Select suppliers will demo micro LED displays, which use emissive red, green and blue LEDs to create 4K color images. Each LED can be turned off to deliver perfect blacks and improved contrast, with faster response times and better off-axis viewing, compared to LED-lit LCD displays. Samsung is showing a smaller, 75-inch version of last year's 146-inch Wall TV. The Wall is available for commercial and custom residential applications. Sony showed a pro model at the CEDIA Expo.
Full-array local dimming (FALD) will spread to more LED-backlit 4K LCD TVs in 2019 to improve contrast ratios. “Almost all premium LCD sets at about $1,500 and up will transition to FALD in 2019,” predicted Kempt of Nanosys. “We can achieve excellent contrast that a couple years ago people didn’t think possible with LCD technology.” In a new flagship 8 series, TCL is offering 300 percent more zones versus 120 and 96 in its 65- and 55-inch 6 series SKUs, respectively. Select 2018 Sony and Samsung TVs sport around 500 zones, and Vizio offers up to 192.
MINI LED BACKLIGHTS
With new mini LED backlights, more LCD TVs will feature thousands of FALD zones, Nanosys’s Kempt said. Samsung features thousands of zones in its current 85-inch 8K TV. TCL is demoing thousands of zones. Other demos might be private.
Mini LEDs are smaller than typical LEDs but larger than micro LEDs.
More TV suppliers at CES will build far-field microphones for digital assistants into the chassis of select TVs rather than deliver voice control solely through a remote with built-in near-field mic. At a minimum, TVs with embedded far-field mics will be available later in 2019 from TCL and Philips, joining Sony models.
Separately, LG will offer three voice assistants — Google Assistant, Amazon Alexa and proprietary ThinQ — in all new 4K smart TVs, with voice control delivered by a mic-equipped remote. ThinQ delivers voice control over more TV functions than other assistants alone provide, the company said.
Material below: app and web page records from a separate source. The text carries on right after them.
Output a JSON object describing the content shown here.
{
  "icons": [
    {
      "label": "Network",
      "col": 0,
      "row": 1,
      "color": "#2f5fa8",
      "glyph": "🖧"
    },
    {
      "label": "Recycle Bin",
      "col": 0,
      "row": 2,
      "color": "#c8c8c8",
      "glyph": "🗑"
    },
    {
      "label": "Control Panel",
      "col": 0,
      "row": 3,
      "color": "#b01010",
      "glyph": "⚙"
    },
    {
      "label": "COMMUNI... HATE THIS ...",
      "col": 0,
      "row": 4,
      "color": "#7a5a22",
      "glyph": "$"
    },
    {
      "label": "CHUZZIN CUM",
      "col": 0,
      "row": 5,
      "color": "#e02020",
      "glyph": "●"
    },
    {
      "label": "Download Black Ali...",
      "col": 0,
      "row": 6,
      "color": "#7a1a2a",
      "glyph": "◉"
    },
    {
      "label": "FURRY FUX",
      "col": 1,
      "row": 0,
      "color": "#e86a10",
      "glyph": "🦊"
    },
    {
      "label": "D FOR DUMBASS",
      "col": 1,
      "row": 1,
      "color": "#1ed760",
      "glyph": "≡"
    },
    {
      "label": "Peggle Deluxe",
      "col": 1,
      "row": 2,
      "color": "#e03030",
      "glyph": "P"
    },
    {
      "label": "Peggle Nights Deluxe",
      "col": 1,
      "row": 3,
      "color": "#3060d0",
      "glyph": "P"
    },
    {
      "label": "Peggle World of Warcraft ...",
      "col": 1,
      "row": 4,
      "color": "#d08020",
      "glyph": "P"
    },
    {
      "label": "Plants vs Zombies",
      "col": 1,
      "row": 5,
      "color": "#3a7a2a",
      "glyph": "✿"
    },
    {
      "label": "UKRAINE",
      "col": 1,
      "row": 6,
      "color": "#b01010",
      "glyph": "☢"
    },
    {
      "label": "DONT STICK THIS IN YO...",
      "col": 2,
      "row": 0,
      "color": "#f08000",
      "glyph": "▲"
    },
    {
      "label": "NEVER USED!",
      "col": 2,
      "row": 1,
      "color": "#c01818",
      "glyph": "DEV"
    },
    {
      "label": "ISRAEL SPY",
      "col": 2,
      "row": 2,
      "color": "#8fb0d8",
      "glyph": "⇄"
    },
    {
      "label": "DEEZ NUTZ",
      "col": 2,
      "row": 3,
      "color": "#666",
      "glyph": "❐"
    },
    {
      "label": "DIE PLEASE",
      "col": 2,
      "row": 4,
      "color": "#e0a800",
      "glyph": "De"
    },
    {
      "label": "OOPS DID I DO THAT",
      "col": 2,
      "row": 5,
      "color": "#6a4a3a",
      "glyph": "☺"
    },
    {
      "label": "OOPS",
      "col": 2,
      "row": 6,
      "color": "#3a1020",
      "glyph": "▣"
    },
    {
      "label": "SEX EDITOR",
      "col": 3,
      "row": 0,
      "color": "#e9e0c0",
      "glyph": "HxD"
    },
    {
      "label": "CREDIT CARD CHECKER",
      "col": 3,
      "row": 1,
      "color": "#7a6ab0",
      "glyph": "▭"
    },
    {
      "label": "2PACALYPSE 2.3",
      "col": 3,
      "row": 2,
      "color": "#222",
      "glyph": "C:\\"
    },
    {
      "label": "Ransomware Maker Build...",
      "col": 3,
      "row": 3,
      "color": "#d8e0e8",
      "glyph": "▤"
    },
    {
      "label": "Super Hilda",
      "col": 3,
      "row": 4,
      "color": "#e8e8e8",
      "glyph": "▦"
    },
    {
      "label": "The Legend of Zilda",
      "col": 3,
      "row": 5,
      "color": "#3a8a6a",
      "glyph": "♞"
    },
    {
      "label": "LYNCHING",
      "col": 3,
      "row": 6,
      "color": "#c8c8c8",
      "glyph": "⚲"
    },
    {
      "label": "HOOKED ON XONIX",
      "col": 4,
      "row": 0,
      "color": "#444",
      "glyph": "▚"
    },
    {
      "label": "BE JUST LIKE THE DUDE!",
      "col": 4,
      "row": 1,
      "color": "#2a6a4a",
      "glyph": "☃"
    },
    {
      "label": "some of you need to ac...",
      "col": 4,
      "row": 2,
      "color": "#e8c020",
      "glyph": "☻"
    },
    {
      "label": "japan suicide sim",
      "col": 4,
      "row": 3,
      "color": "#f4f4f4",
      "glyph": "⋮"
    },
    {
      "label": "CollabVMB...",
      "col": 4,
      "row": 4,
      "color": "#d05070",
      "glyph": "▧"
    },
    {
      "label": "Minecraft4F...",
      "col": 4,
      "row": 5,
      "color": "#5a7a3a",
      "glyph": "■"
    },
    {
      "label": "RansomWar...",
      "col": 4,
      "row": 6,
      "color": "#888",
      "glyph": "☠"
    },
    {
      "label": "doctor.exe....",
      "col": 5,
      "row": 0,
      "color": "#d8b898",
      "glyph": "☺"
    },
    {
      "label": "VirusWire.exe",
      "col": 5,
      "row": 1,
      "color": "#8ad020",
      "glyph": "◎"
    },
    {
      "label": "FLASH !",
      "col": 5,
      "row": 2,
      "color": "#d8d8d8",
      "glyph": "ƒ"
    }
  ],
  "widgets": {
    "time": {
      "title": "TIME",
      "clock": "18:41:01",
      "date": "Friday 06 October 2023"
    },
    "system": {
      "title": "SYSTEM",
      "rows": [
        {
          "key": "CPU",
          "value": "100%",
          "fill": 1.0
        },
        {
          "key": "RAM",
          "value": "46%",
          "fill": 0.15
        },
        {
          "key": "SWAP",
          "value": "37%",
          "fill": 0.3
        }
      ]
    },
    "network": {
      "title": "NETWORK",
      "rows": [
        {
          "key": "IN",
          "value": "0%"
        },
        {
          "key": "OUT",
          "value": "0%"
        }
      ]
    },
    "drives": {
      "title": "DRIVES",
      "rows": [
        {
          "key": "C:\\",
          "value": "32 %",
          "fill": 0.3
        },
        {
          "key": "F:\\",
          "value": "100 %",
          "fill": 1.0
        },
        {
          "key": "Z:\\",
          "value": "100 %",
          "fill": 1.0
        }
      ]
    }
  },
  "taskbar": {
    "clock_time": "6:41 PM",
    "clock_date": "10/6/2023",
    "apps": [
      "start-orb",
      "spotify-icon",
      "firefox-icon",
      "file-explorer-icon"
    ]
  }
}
More TVs will get closer to delivering 100 percent of DCI-P3 color gamut, delivered by 4K Blu-ray discs and streaming services. TCL plans its first U.S. TVs with gamut-widening quantum-dot displays sometime in 2019 in multiple screen sizes. “In 2019, quantum dot delivers the right performance for the cost for mainstream consumers,” said TCL North America SVP Chris Larson.
Attendees will likely find more 4K LCD TVs with peak brightness levels of 4,000 nits, as delivered by Samsung’s current 8K TV. One of the brightest 4K displays has been a 2,000-nit 65-inch Vizio TV.
As quantum-dot costs fall, added Kempt of quantum-dot supplier Nanosys, “it is now becoming possible for set makers to waterfall the technology across their product lineups.” As a result, by the end of 2018, “we’re beginning to see quantum-dot technology entering the mainstream market for TVs with several 65-inch TV products available below $1,500.”
At least one more company, LG, is adding select HDMI 2.1 features to TVs. All LG OLEDs and three top LCD series add 2.1’s variable refresh rate (VRR), auto low latency mode (ALLM), and eARC. Sony added them to select TVs in 2018.